John Williams Writes New Theme for ESPN College Football Championship


ESPN’s Creative Content Unit Scores With CFP National Championship Open, Collaboration With Legendary Composer John Williams
Co-director and producer Martin Khodabakhshian says of the 52-time Oscar-nominated musical wizard: “John Williams doesn’t miss.”

INGLEWOOD, Calif. — Tonight’s College Football Playoff National Championship Presented by AT&T (7:30 ET, ESPN) represents the pinnacle of the season.

A game of this magnitude requires an opening for the ages, and ESPN’s Creative Content Unit has delivered just that with an original score from celebrated composer John Williams.

Titled “Of Grit And Glory,” the anthem is “magical, hopeful and powerful,” according to co-director and producer Martin Khodabakhshian.

“‘Star Wars,’ ‘Jurassic Park,’ ‘Harry Potter,’ ‘Home Alone,’ ‘Indiana Jones’ . . . John Williams is a genius,” Khodabakhshian said. “On the cusp of the release of ‘Indiana Jones 5,’ he wrote us an original composition, and it’s a big score. It’s like he took the best pieces of all his scores and did something special for ESPN.

“We’re going to try to make some people cry at the end of this thing. I can’t oversell it. It’s beautiful.
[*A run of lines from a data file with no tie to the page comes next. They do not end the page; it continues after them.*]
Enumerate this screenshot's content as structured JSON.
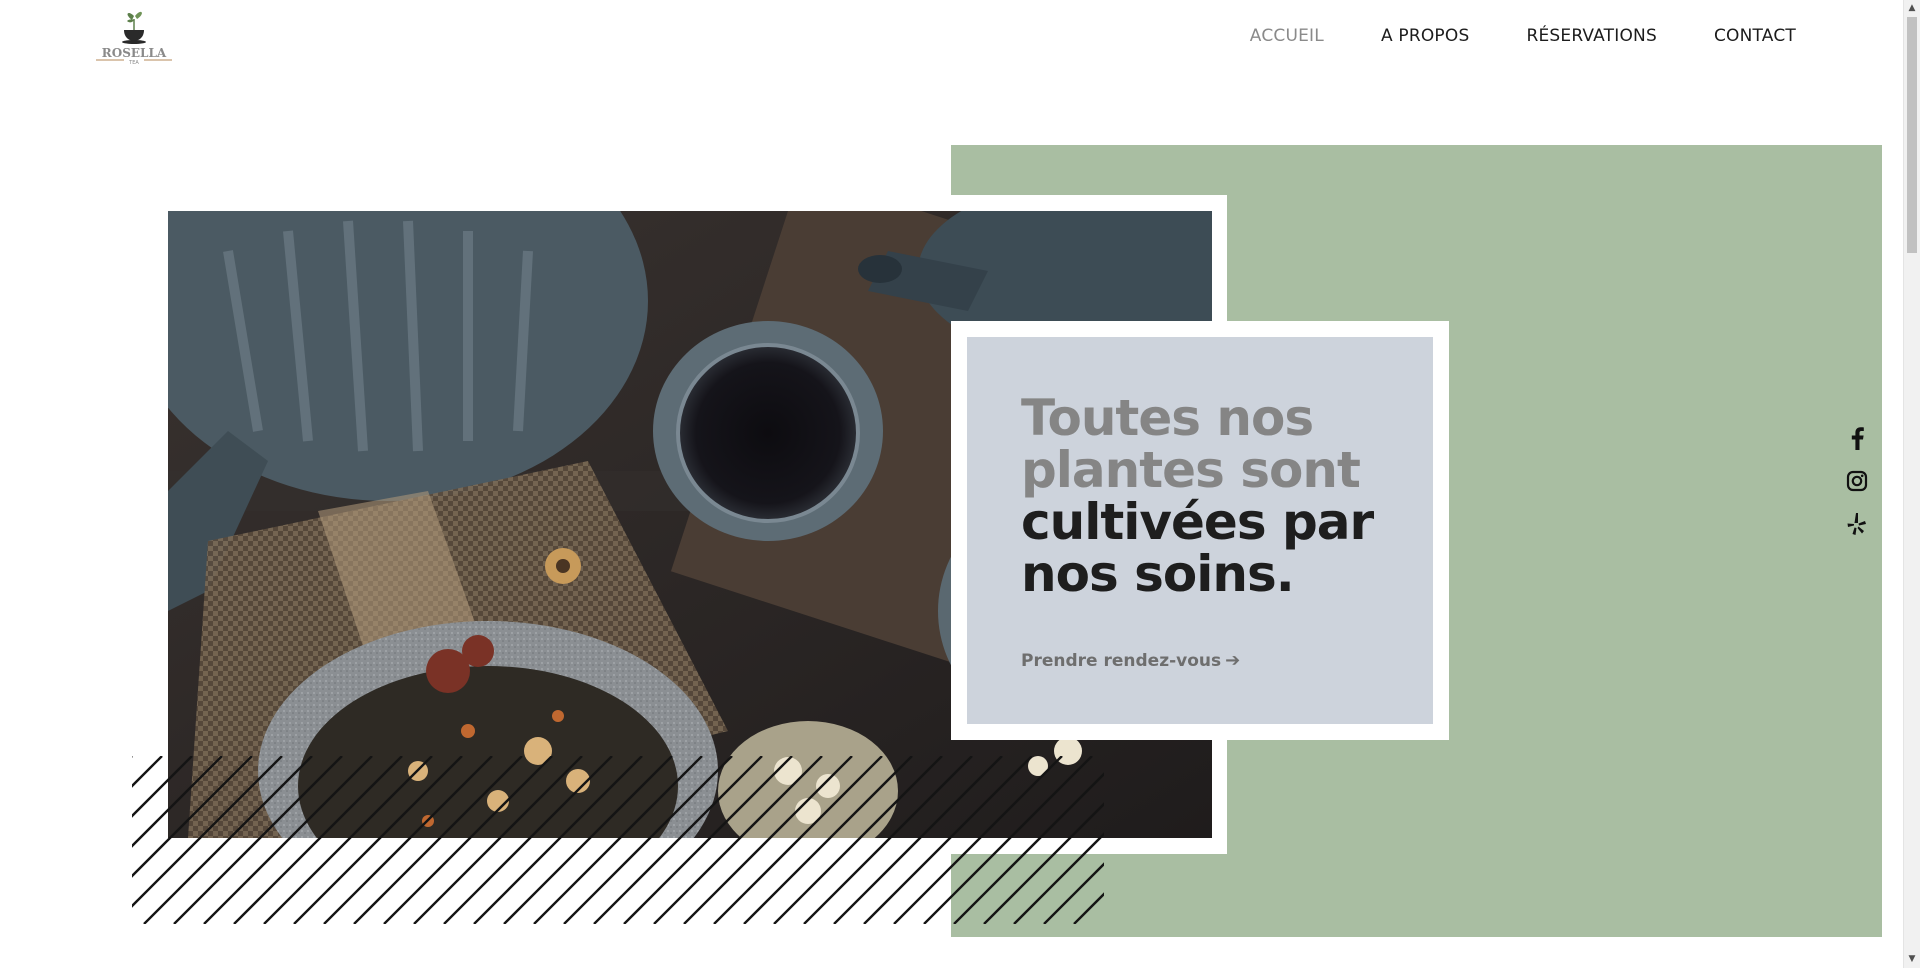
{
  "brand": {
    "name": "ROSELLA",
    "tagline": "TEA",
    "logo_icon": "teacup-leaf-icon"
  },
  "nav": {
    "items": [
      {
        "label": "ACCUEIL",
        "active": true
      },
      {
        "label": "A PROPOS",
        "active": false
      },
      {
        "label": "RÉSERVATIONS",
        "active": false
      },
      {
        "label": "CONTACT",
        "active": false
      }
    ]
  },
  "hero": {
    "headline_muted": "Toutes nos plantes sont",
    "headline_dark": "cultivées par nos soins.",
    "cta_label": "Prendre rendez-vous",
    "cta_icon": "arrow-right-icon",
    "image_description_icon": "tea-set-photo"
  },
  "social": [
    {
      "name": "facebook-icon"
    },
    {
      "name": "instagram-icon"
    },
    {
      "name": "yelp-icon"
    }
  ],
  "colors": {
    "green_panel": "#a9bea2",
    "card_bg": "#cdd3dc",
    "headline_muted": "#858585",
    "headline_dark": "#1e1e1e",
    "nav_active": "#8a8a8a"
  }
}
It’s amazing. [This process] was one of the most extraordinary experiences I’ve ever had and a highlight of my career.”

Full article at ESPN


Legendary composer John Williams has written an original theme for ESPN’s College Football Playoff National Championship, airing at 7:30 p.m. Eastern Monday night prior to the TCU-Georgia game at SoFi Stadium in Inglewood, Calif.

Titled “Of Grit and Glory,” it runs three and a half minutes and will score a specially created series of visuals that convey “the feeling behind the night, fear and anticipation, triumph and failure,” ESPN co-director and producer Martin Khodabakhshian tells Variety.

Williams’ new music – previewed for Variety late Thursday – plays like a joyful overture, opening with fanfares and shifting seamlessly from martial urgency to anthemic splendor, all richly orchestrated and instantly memorable.

Full article at Variety